October 25, 2004

Decision icon Decision

Last Month at the Federal Circuit - November/December 2004

Judges: Newman (author), Lourie, and Dyk

In Capo, Inc. v. Dioptics Medical Products, Inc., No. 04-1045 (Fed. Cir. Oct. 25, 2004), the Federal Circuit ruled that a district court exceeded its discretionary authority in dismissing a DJ action. Dioptics Medical Products, Inc. (“Dioptics”) produces “wearover” sunglasses adapted to fit over or clip onto eyeglasses. Capo, Inc. (“Capo”) is a wholesale marketer of sunglasses and has been a customer and reseller of Dioptics’s products since 1988. In 2000, Capo developed its own wear-over sunglasses and was preparing to market the product. When Dioptics learned of Capo’s intentions, it informed Capo that it had several patents and would vigorously enforce its patents against infringers, but that it wished to avoid a legal dispute with a valued customer. The presidents of the two companies had several other exchanges, and Dioptics indicated that it would have no choice but to defend its patents against infringement.

Capo then filed its DJ complaint, seeking a declaration of noninfringement of fourteen Dioptics design patents. Dioptics moved to dismiss the DJ action, contending that it could not have threatened suit for infringement because Dioptics had not seen Capo’s product and no one had analyzed it for infringement of any Dioptics patents. Capo contended that it had definite conviction that Dioptics would sue it for patent infringement unless it withdrew its product from the marketplace. The district court found that the dispute was not sufficiently crystallized for a DJ action.

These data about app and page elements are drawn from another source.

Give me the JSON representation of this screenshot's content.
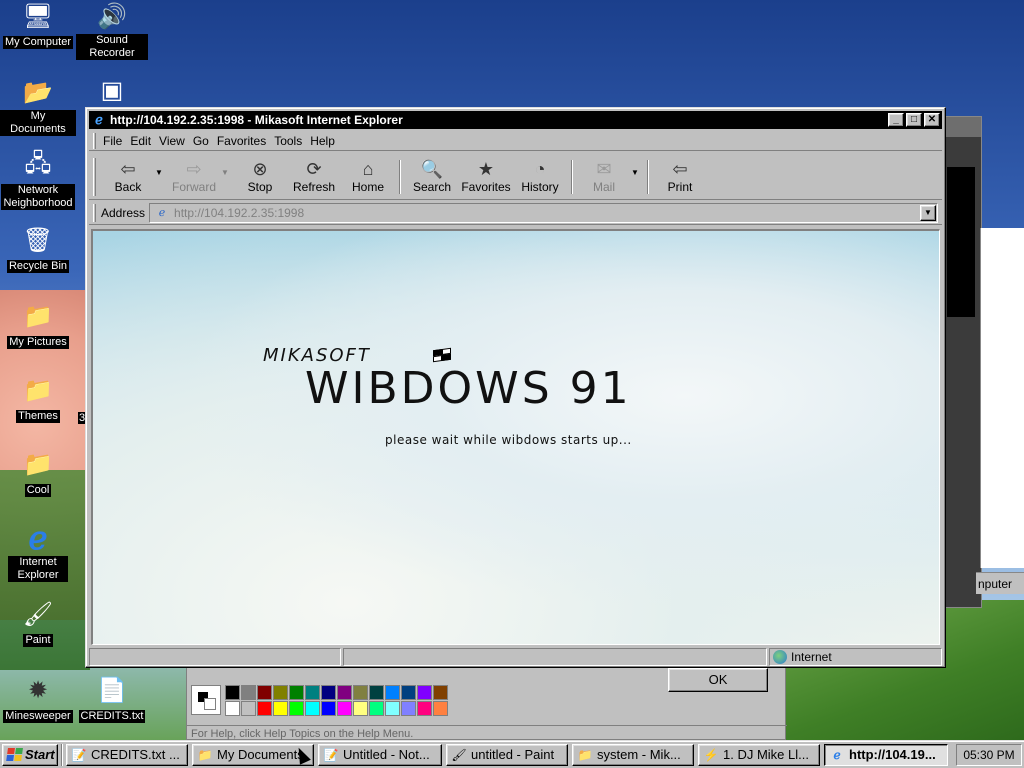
{
  "desktop": {
    "icons": [
      {
        "label": "My Computer",
        "icon": "computer-icon",
        "glyph": "🖥"
      },
      {
        "label": "Sound Recorder",
        "icon": "speaker-icon",
        "glyph": "🔊"
      },
      {
        "label": "My Documents",
        "icon": "folder-icon",
        "glyph": "📂"
      },
      {
        "label": "Network Neighborhood",
        "icon": "network-icon",
        "glyph": "🖧"
      },
      {
        "label": "Recycle Bin",
        "icon": "recycle-bin-icon",
        "glyph": "🗑"
      },
      {
        "label": "My Pictures",
        "icon": "folder-icon",
        "glyph": "📁"
      },
      {
        "label": "Themes",
        "icon": "folder-icon",
        "glyph": "📁"
      },
      {
        "label": "Cool",
        "icon": "folder-icon",
        "glyph": "📁"
      },
      {
        "label": "Internet Explorer",
        "icon": "internet-explorer-icon",
        "glyph": "ℯ"
      },
      {
        "label": "Paint",
        "icon": "paint-icon",
        "glyph": "🖌"
      },
      {
        "label": "Minesweeper",
        "icon": "mine-icon",
        "glyph": "✹"
      },
      {
        "label": "CREDITS.txt",
        "icon": "text-file-icon",
        "glyph": "📄"
      }
    ],
    "themes_suffix": "3"
  },
  "background_window": {
    "status_text": "nputer"
  },
  "paint_window": {
    "status_text": "For Help, click Help Topics on the Help Menu.",
    "ok_label": "OK",
    "palette_row1": [
      "#000000",
      "#808080",
      "#800000",
      "#808000",
      "#008000",
      "#008080",
      "#000080",
      "#800080",
      "#808040",
      "#004040",
      "#0080ff",
      "#004080",
      "#8000ff",
      "#804000"
    ],
    "palette_row2": [
      "#ffffff",
      "#c0c0c0",
      "#ff0000",
      "#ffff00",
      "#00ff00",
      "#00ffff",
      "#0000ff",
      "#ff00ff",
      "#ffff80",
      "#00ff80",
      "#80ffff",
      "#8080ff",
      "#ff0080",
      "#ff8040"
    ]
  },
  "browser": {
    "title": "http://104.192.2.35:1998 - Mikasoft Internet Explorer",
    "title_buttons": {
      "minimize": "_",
      "maximize": "□",
      "close": "✕"
    },
    "menu": [
      "File",
      "Edit",
      "View",
      "Go",
      "Favorites",
      "Tools",
      "Help"
    ],
    "toolbar": [
      {
        "label": "Back",
        "glyph": "⇦",
        "icon": "back-arrow-icon",
        "disabled": false,
        "dropdown": true
      },
      {
        "label": "Forward",
        "glyph": "⇨",
        "icon": "forward-arrow-icon",
        "disabled": true,
        "dropdown": true
      },
      {
        "label": "Stop",
        "glyph": "⊗",
        "icon": "stop-icon",
        "disabled": false,
        "dropdown": false
      },
      {
        "label": "Refresh",
        "glyph": "⟳",
        "icon": "refresh-icon",
        "disabled": false,
        "dropdown": false
      },
      {
        "label": "Home",
        "glyph": "⌂",
        "icon": "home-icon",
        "disabled": false,
        "dropdown": false
      },
      {
        "label": "Search",
        "glyph": "🔍",
        "icon": "search-icon",
        "disabled": false,
        "dropdown": false
      },
      {
        "label": "Favorites",
        "glyph": "★",
        "icon": "favorites-icon",
        "disabled": false,
        "dropdown": false
      },
      {
        "label": "History",
        "glyph": "◔",
        "icon": "history-icon",
        "disabled": false,
        "dropdown": false
      },
      {
        "label": "Mail",
        "glyph": "✉",
        "icon": "mail-icon",
        "disabled": true,
        "dropdown": true
      },
      {
        "label": "Print",
        "glyph": "⇦",
        "icon": "print-icon",
        "disabled": false,
        "dropdown": false
      }
    ],
    "address_label": "Address",
    "address_value": "http://104.192.2.35:1998",
    "status_zone": "Internet"
  },
  "page": {
    "brand_small": "MIKASOFT",
    "brand_large": "WIBDOWS 91",
    "loading_text": "please wait while wibdows starts up..."
  },
  "taskbar": {
    "start_label": "Start",
    "tasks": [
      {
        "label": "CREDITS.txt ...",
        "icon": "notepad-icon",
        "glyph": "📝",
        "active": false
      },
      {
        "label": "My Documents",
        "icon": "folder-icon",
        "glyph": "📁",
        "active": false
      },
      {
        "label": "Untitled - Not...",
        "icon": "notepad-icon",
        "glyph": "📝",
        "active": false
      },
      {
        "label": "untitled - Paint",
        "icon": "paint-icon",
        "glyph": "🖌",
        "active": false
      },
      {
        "label": "system - Mik...",
        "icon": "folder-icon",
        "glyph": "📁",
        "active": false
      },
      {
        "label": "1. DJ Mike Ll...",
        "icon": "media-icon",
        "glyph": "⚡",
        "active": false
      },
      {
        "label": "http://104.19...",
        "icon": "internet-explorer-icon",
        "glyph": "ℯ",
        "active": true
      }
    ],
    "clock": "05:30 PM"
  }
}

The Federal Circuit concluded that Dioptics’s threats were not aimed at negotiation but at impeding a competitor’s commercial activity. Its threats created the reasonable apprehension of suit in Capo. The Court rejected Dioptics’s argument that it had not adequately investigated Capo’s infringement, and concluded that Capo was not required to verify the extent to which the accuser had studied the accused product before acting to declare its commercial rights. Accordingly, the Federal Circuit ruled that the district court had erred in declining to find that Capo had a reasonable apprehension of suit.